CNN: Apologists for terror
CNN’s Christiane Amanpour appeared deaf to the public outcry over her “news analysis” involving a mother and her two young daughters left for dead by three Palestinian terrorists in Northern Samaria.
She used the blatantly false term “shootout” to describe the cold-blooded murder of Lucy Dee and her two daughters, Maia, 20 and Rina, 15, as if suggesting an exchange of gunfire had taken place at the time the terrorists sprayed bullets into the Dee family vehicle. The Dee family was unarmed and en route to a holiday at the seaside.
Amanpour’s fanciful imagination at painting a “moral equivalency” between the two groups was not lost on Rabbi Leo Dee, husband and father to the victims. He astutely described the reportage as representing a new age of “terror journalism.”
“Christiane’s false reporting caused my family unimaginable pain and suffering at a time when we could least bear it,” Rabbi Dee said in the Jerusalem Post. “This type of terror journalism perpetuates the conflict in the Middle East… The real cycle of violence is a comment like this followed by a terrorist atrocity and them more of the same.”
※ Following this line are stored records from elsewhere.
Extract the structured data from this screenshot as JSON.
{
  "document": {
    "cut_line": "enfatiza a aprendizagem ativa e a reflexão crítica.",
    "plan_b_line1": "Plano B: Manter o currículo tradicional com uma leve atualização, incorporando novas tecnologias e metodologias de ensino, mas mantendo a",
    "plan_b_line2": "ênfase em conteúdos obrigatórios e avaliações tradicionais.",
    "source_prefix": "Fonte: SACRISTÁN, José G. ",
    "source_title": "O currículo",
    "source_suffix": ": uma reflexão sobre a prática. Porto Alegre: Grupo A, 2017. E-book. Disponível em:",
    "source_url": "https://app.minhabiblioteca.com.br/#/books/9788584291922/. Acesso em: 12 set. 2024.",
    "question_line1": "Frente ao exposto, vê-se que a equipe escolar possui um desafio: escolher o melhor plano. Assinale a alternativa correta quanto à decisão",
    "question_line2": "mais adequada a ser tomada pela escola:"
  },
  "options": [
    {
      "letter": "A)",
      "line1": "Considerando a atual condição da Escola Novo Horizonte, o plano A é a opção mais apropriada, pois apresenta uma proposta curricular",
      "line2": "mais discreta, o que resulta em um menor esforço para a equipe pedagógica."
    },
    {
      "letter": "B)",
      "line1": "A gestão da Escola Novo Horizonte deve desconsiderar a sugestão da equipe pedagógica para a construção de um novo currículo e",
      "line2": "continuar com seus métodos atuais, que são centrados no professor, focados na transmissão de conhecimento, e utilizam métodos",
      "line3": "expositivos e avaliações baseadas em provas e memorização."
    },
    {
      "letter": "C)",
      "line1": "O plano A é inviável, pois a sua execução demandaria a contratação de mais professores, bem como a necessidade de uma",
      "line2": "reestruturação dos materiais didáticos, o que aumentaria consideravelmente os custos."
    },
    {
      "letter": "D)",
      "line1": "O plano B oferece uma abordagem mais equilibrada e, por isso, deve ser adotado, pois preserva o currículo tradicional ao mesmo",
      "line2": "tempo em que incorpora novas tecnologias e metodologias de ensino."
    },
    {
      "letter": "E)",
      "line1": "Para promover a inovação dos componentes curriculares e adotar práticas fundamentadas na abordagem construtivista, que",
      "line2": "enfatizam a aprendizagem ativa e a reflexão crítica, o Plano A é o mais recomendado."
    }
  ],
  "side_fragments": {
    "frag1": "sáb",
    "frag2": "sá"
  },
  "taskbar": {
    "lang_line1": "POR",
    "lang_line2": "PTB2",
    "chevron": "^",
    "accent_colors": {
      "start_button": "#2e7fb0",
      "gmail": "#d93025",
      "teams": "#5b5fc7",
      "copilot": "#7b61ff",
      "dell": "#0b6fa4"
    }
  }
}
This sort of impassioned commentary is something Amanpour has become accustomed to hearing as a virulently anti-Israel commentator. But she’s less accustomed to looking down the barrel of a $1.3 billion lawsuit proposed by a grieving family member against her personally and her news organization, CNN. Rabbi Dee is consulting with legal experts and has made his intention clear of expressing his concerns to David Zaslav, CEO of CNN. He has requested a meeting with Zaslav.
The rabbi’s attempt to right a wrong appears to have motivated Amanpour to emerge from behind her wall of silence and issue an apology. “I referred to the murders of an Israeli family: Lucy, Maia and Rina Dee, the wife and daughter of Rabbi Leo Dee. I misspoke and said they were killed in a ‘shootout’ instead of a shooting,” Amanpour offered. “I have written to Rabbi Leo Dee to apologize and make sure the he knows that we apologize for any further pain that may have caused him.”
Rabbi Dee publicly accepted Amanpour’s apology, but his grander vision of holding CNN accountable goes beyond acknowledging a two-paragraph apology. He wants to change the network’s “cycle of false reporting:” His intention is to hold the global network accountable for news reporting that just doesn’t obfuscate the truth, but repackages the facts to the extent that viewers fail to learn the most essential truths.
In this case, CNN viewers would never know from Amanpour and her Israel-bashing colleagues, that the Dee family was murdered at close range, the matriarch had donated her organs for the benefit of others, and among the recipients would be an Arab citizen, as well as Rabbi Dee expressing his sentiment that the “vast majority of Palestinians are good people.”
None of this fit Amanpour’s corrupt narrative.
It is not Rabbi Dee’s intent to vilify Amanpour, but rather place a spotlight on the network that has the power to mold the thinking of millions of viewers on the explosive issue of Israel and the Palestinians.
Amanpour has long enjoyed espousing falsehoods about Israel and not being held accountable for her reckless reporting. She had the luxury of taking refuge behind a wall of silence at a network which simply filed away the barrage of viewer protests expressed in texts, emails, phones calls, and social media posts.
That was standard operating procedure for Amanpour and her employer in many cases. In fact, Amanpour’s apology read more like a mix-up over semantics where she “misspoke” referring to the murder of a family as a “shootout” when she should have identified it as a “shooting.”
Rabbi Dee contends there is more to the false narrative than mistaken semantics, and Amanpour’s apology speaks volumes about her inability to grasp the meaning of fair and accurate reporting.